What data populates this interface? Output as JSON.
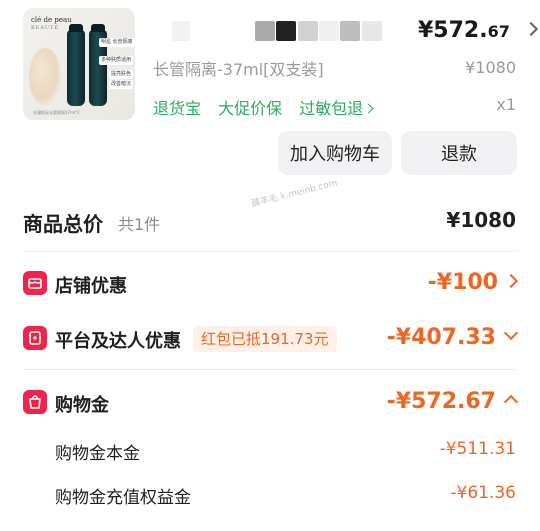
{
  "product": {
    "brand": "clé de peau",
    "brand_sub": "BEAUTÉ",
    "thumb_tag1": "明星 长管隔离",
    "thumb_tag2": "多种肤质适用",
    "thumb_tag3": "提亮肤色",
    "thumb_tag4": "改善暗沉",
    "thumb_caption": "光凝焕采长管隔离37ml*2",
    "price_int": "¥572.",
    "price_dec": "67",
    "spec": "长管隔离-37ml[双支装]",
    "original_price": "¥1080",
    "tags": [
      "退货宝",
      "大促价保",
      "过敏包退"
    ],
    "quantity": "x1"
  },
  "actions": {
    "add_to_cart": "加入购物车",
    "refund": "退款"
  },
  "watermark": "薅羊毛 k.meinb.com",
  "summary": {
    "total_label": "商品总价",
    "total_count": "共1件",
    "total_value": "¥1080"
  },
  "discounts": {
    "shop_label": "店铺优惠",
    "shop_amount": "-¥100",
    "platform_label": "平台及达人优惠",
    "platform_badge": "红包已抵191.73元",
    "platform_amount": "-¥407.33",
    "gold_label": "购物金",
    "gold_amount": "-¥572.67",
    "gold_principal_label": "购物金本金",
    "gold_principal_amount": "-¥511.31",
    "gold_bonus_label": "购物金充值权益金",
    "gold_bonus_amount": "-¥61.36"
  },
  "colors": {
    "accent_orange": "#f06524",
    "icon_red": "#f0234a",
    "tag_green": "#2bad5c"
  }
}
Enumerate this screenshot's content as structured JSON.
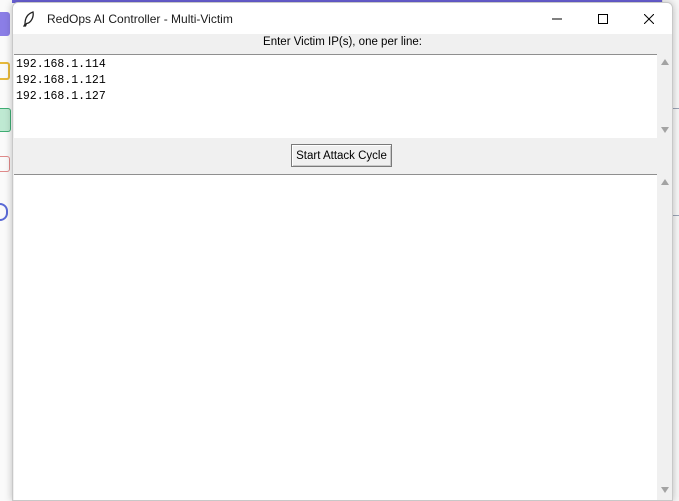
{
  "window": {
    "title": "RedOps AI Controller - Multi-Victim",
    "controls": [
      "minimize",
      "maximize",
      "close"
    ],
    "icon": "feather-icon"
  },
  "input_section": {
    "label": "Enter Victim IP(s), one per line:",
    "ip_lines": [
      "192.168.1.114",
      "192.168.1.121",
      "192.168.1.127"
    ]
  },
  "actions": {
    "start_label": "Start Attack Cycle"
  },
  "output": {
    "text": ""
  },
  "colors": {
    "desktop_accent": "#6b62d9",
    "window_bg": "#f0f0f0",
    "text_area_bg": "#ffffff"
  }
}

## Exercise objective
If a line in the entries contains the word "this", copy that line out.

## Output of the exercise
What data populates this interface? Output as JSON.
Enumerate this screenshot's content as structured JSON.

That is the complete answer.